The goal of the Program in Structural and Chemical Biology Is to provide a molecular description and interpretation of biological processes associated with oncogenesis and tumor progression. Together, the tools of structural and chemical biology permit investigation of fundamental aspects of cancer biology, the design of small molecule probes for biological discovery, the design and synthesis of small molecule therapeutics, and development of novel molecular and cellular technologies. Program members include those with expertise in organic synthesis, chemical biology. X-ray crystallography and NMR analyses, enzymology, and modeling at the molecular level. Program members provide valuable consultation and technology to other Cancer Institute investigators who have identified molecules involved in cellular transformation, and this serves to stimulate the exchange of technology and expertise between members of the Program as well as with other members of the Cancer Institute. Program members have provided the leadership for a number of Initiatives that have markedly enhanced the technological capabilities available to the cancer community at Duke, Including the upgrade and expansion of our X-ray crystallography and NMR facility, establishment of a state-of-the-art proteomics facility, and the establishment of core facilities that provide small molecule synthetic capabilities and enable high-throughput screening of small molecule libraries. The Program includes 21 members from 6 basic and clinical departments within Duke University.
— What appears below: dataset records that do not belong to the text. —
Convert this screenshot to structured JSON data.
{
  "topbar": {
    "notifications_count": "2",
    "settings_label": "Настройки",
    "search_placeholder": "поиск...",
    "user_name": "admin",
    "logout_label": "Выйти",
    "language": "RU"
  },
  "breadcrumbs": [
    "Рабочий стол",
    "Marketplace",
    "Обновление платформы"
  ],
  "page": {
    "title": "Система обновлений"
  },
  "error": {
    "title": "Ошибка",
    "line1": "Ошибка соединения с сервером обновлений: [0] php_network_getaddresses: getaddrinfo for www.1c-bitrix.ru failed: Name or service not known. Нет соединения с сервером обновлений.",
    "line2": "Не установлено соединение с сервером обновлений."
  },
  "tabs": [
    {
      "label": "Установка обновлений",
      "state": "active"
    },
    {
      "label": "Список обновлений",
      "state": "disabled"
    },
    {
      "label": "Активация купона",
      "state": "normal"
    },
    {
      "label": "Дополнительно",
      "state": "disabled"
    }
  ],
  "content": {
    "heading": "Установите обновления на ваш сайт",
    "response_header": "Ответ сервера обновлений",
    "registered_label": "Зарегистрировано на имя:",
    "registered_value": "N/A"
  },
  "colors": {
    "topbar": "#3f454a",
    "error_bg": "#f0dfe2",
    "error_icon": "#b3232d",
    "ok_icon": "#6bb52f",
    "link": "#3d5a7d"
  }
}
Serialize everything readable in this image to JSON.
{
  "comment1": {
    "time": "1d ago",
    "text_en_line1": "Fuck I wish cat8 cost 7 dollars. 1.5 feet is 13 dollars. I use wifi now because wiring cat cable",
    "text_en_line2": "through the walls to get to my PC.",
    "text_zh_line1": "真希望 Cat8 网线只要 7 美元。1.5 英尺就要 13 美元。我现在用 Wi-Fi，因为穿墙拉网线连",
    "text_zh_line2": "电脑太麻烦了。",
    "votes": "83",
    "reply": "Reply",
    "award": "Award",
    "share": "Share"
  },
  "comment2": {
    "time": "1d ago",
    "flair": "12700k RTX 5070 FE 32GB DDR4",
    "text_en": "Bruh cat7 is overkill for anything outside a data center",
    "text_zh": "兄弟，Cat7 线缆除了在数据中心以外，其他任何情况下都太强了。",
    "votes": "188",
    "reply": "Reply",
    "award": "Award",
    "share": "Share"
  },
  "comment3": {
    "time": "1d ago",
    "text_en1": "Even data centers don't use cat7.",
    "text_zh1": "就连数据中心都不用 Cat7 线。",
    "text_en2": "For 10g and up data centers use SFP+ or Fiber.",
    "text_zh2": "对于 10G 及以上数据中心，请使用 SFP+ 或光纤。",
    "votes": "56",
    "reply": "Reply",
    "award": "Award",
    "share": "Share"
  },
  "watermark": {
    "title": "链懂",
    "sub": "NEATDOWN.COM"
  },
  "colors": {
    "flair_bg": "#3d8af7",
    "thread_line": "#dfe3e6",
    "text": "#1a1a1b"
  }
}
Agency
National Institute of Health (NIH)
Institute
National Cancer Institute (NCI)
Type
Center Core Grants (P30)
Project #
5P30CA014236-40
Application #
8601805
Study Section
Subcommittee G - Education (NCI)
Project Start
Project End
Budget Start
2014-01-01
Budget End
2014-12-31
Support Year
40
Fiscal Year
2014
Total Cost
$29,933
Indirect Cost
Name
Duke University
Department
Type
DUNS #
044387793
City
Durham
State
NC
Country
United States
Zip Code
27705
Adams, Rebecca N; Mosher, Catherine E; Blair, Cindy K et al. (2015) Cancer survivors' uptake and adherence in diet and exercise intervention trials: an integrative data analysis. Cancer 121:77-83
Pruszynski, Marek; Koumarianou, Eftychia; Vaidyanathan, Ganesan et al. (2014) Improved tumor targeting of anti-HER2 nanobody through N-succinimidyl 4-guanidinomethyl-3-iodobenzoate radiolabeling. J Nucl Med 55:650-6
Batinic-Haberle, Ines; Tovmasyan, Artak; Roberts, Emily R H et al. (2014) SOD therapeutics: latest insights into their structure-activity relationships and impact on the cellular redox-based signaling pathways. Antioxid Redox Signal 20:2372-415
Sachdeva, Mohit; Mito, Jeffrey K; Lee, Chang-Lung et al. (2014) MicroRNA-182 drives metastasis of primary sarcomas by targeting multiple genes. J Clin Invest 124:4305-19
Tovmasyan, Artak; Carballal, Sebastian; Ghazaryan, Robert et al. (2014) Rational design of superoxide dismutase (SOD) mimics: the evaluation of the therapeutic potential of new cationic Mn porphyrins with linear and cyclic substituents. Inorg Chem 53:11467-83
Azrad, Maria; Demark-Wahnefried, Wendy (2014) The association between adiposity and breast cancer recurrence and survival: A review of the recent literature. Curr Nutr Rep 3:9-15
Blair, Cindy K; Madan-Swain, Avi; Locher, Julie L et al. (2013) Harvest for health gardening intervention feasibility study in cancer survivors. Acta Oncol 52:1110-8
Mito, Jeffrey K; Min, Hooney D; Ma, Yan et al. (2013) Oncogene-dependent control of miRNA biogenesis and metastatic progression in a model of undifferentiated pleomorphic sarcoma. J Pathol 229:132-40
Pruszynski, Marek; Koumarianou, Eftychia; Vaidyanathan, Ganesan et al. (2013) Targeting breast carcinoma with radioiodinated anti-HER2 Nanobody. Nucl Med Biol 40:52-9
Hover, Bradley M; Loksztejn, Anna; Ribeiro, Anthony A et al. (2013) Identification of a cyclic nucleotide as a cryptic intermediate in molybdenum cofactor biosynthesis. J Am Chem Soc 135:7019-32

Showing the most recent 10 out of 161 publications